=== Problem to work on ===
From the records below, copy each line that has the word "todos" in it.
[[ Supplied information, beginning ]]
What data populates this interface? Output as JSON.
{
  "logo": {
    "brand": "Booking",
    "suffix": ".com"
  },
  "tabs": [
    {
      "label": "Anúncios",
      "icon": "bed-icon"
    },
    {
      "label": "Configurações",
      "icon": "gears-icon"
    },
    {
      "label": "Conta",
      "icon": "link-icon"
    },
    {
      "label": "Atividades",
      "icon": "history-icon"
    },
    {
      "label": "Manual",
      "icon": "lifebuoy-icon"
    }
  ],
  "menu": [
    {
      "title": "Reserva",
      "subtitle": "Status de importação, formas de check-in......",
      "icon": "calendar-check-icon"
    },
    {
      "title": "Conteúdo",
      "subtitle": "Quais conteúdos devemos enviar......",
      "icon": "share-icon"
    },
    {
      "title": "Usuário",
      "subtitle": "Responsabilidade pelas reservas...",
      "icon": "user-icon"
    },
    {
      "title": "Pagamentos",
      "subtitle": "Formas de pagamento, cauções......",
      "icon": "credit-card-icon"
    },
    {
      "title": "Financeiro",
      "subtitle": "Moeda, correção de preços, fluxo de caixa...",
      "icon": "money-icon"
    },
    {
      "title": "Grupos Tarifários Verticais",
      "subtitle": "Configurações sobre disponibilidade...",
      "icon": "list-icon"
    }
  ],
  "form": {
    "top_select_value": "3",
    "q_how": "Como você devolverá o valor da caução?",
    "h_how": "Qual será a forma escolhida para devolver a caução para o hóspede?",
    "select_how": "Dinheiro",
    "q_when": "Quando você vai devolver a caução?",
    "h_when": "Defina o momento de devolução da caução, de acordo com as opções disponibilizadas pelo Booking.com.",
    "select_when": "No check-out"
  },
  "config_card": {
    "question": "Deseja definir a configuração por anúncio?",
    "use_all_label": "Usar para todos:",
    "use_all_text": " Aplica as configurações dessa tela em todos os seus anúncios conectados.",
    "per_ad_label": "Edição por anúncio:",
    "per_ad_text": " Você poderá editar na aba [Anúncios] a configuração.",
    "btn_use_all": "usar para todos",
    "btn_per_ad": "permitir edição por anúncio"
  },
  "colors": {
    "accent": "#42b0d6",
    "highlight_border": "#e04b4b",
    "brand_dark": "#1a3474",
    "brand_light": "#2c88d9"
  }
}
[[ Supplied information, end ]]
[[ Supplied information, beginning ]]
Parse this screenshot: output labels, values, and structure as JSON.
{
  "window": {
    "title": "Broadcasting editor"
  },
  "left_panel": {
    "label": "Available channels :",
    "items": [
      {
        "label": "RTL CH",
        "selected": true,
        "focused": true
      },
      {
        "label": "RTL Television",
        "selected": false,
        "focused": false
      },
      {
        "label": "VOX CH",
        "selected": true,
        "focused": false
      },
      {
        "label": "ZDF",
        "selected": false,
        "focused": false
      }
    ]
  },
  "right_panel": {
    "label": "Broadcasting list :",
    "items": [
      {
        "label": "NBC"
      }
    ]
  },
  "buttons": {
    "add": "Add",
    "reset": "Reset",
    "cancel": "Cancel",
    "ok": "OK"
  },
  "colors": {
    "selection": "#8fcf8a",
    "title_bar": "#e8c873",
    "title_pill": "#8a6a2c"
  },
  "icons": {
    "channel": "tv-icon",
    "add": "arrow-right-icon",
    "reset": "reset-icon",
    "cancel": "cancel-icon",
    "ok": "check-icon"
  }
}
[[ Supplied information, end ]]
=== Response ===
    "use_all_label": "Usar para todos:",
    "use_all_text": " Aplica as configurações dessa tela em todos os seus anúncios conectados.",
    "btn_use_all": "usar para todos",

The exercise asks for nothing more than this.